Stuart Peak is the second highest point visible from the Missoula Valley and a long hike by any measure. The main way up the peak is from the main Rattlesnake Canyon trailhead: start early, bring a jacket, and pack a lunch. Trail maps at the start of the hike will help you figure out the braid of trails that carpets lower reaches of the canyon, and the most direct route up the peak is well-signed as well. Though total length depends on which route you choose, you're generally looking at 18 miles round trip. The summit is within the Rattlesnake Wilderness Area, but bikes can be taken to within about 1.5 miles of the summit then stashed. The peak can also be skied, though the descent is generally not as nice as you might think as the summit proper is either relatively flat and heavily treed or terrifyingly steep.

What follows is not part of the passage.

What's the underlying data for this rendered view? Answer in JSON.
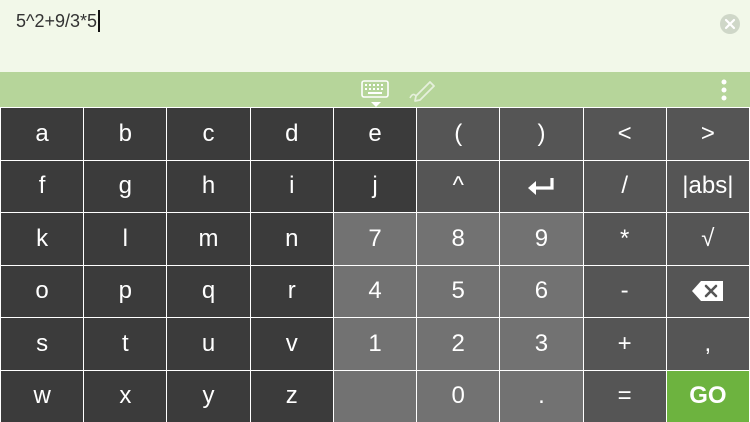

Now this is rare -- I've got free tickets to Snowbowl and the avalanche danger is low. I pick up Kevin at a leisurely hour and 25 minutes later we pull into the Snowbowl parking lot. I snag my free tickets and we take the Grizzly chair up, traverse a bit, and load on to the LaValle chair. From the top of LaVelle, it's a short schuss to the ski area boundary, where we gear up and start climbing. You can easily go around Point Six and save yourself a bit of effort, but the top has a great view of both the Rattlesnake Mountains and the Missoula Valley. Actually, it's not just those two you see, but on a clear day everything from the Great Burn to the Anaconda-Pintlars to the Swans and of course the Mission. This peak bristles with radio equipment and the National Weather Service's dopler radar -- which some brilliant person dubbed the Death Star. We ski off the north face, into the wilderness.
In the winter, it's easy enough to get here -- buy a lift ticket at Snowbowl, ride to the top, skin up Point Six, then descend and begin to poke along the ridge toward Murphy. Murphy Peak has some exciting terrain, but it's steep; the main runs on Burgundy -- the north-south ridge connecting Point Six to Murphy -- has more moderate terrain. Come spring, however, Snowbowl closes, and to get to this gem you first have to climb the entirety of Snowbowl -- about a two-hour effort -- then launch on to Point Six and points north. To me, that makes the destination more special, and certainly less crowded. I made it back there on Sunday after a day of spring storms. By chance I ran into two friends on the way up, but they turned back before Point Six. I found an inch of sloppy spring snow on a firm base, made two runs, had a short lunch in the stout wind, and headed for home.